An intense reflection on
culture and history

4[Proposal for a Catechesis – Part I Diptych: Death and Dismemberment], 1993 © Adriana Varejão.
Photo by Eduardo Ortega. Courtesy Gagosian Gallery

 
Gagosian Gallery presents Adriana Varejão, perhaps best known for her incisive reflections on the rich yet conflicted history and culture of Brazil, embodied in her “azulejão” or “big tile”. Highly inventive paintings and painted tiles whose complex provenance connects Brazil with Portugal, as azulejo, a square glazed terracotta tile, is the most widely used form of decoration in Portuguese national art.
The azulejo constantly renewed its vigor, reflecting the organic eclecticism of a culture that was both expansive and open to dialogue. Varejão’s “big tiles” are rendered on canvas in plaster and oil paint. The plaster is applied thickly to canvases laid on the ground and then left to dry. During the drying process, cracks begin to appear, as if by some natural geological phenomenon, so that every surface is unique and unrepeatable.
The works in the current exhibition on view until December 10 2016, conceived specifically with the Rome gallery in mind, are the artist’s largest single tile paintings to date, measuring 180 centimeters squared. Motifs painted in subtle variations of blue and white according to their specific historical referents, are enlarged to the point where they begin dissolving into opulent abstract gestures.

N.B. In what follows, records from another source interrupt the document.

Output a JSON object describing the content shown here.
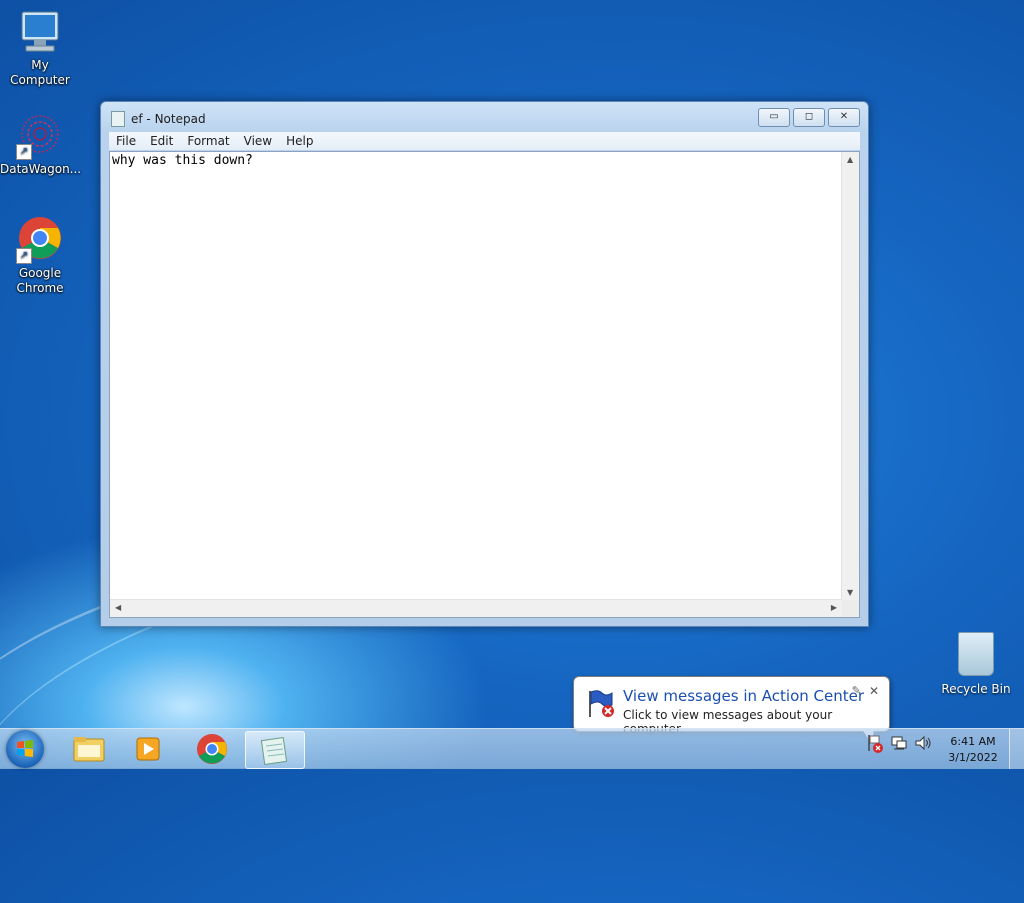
{
  "desktop": {
    "icons": [
      {
        "label": "My Computer"
      },
      {
        "label": "DataWagon..."
      },
      {
        "label": "Google Chrome"
      }
    ],
    "recycle_bin": {
      "label": "Recycle Bin"
    }
  },
  "window": {
    "title": "ef - Notepad",
    "buttons": {
      "minimize": "▭",
      "maximize": "◻",
      "close": "✕"
    },
    "menu": [
      "File",
      "Edit",
      "Format",
      "View",
      "Help"
    ],
    "content": "why was this down?"
  },
  "balloon": {
    "title": "View messages in Action Center",
    "text": "Click to view messages about your computer.",
    "close": "✕"
  },
  "taskbar": {
    "clock_time": "6:41 AM",
    "clock_date": "3/1/2022",
    "apps": [
      "windows-explorer",
      "windows-media-player",
      "google-chrome",
      "notepad"
    ]
  }
}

“IN THE BAROQUE, BEAUTY AND THE GROTESQUE ARE ALWAYS LIKE OPPOSITE
— IT’S AN AESTHETIC THAT DEALS WITH CONTRASTS.” —ADRIANA VAREJÃO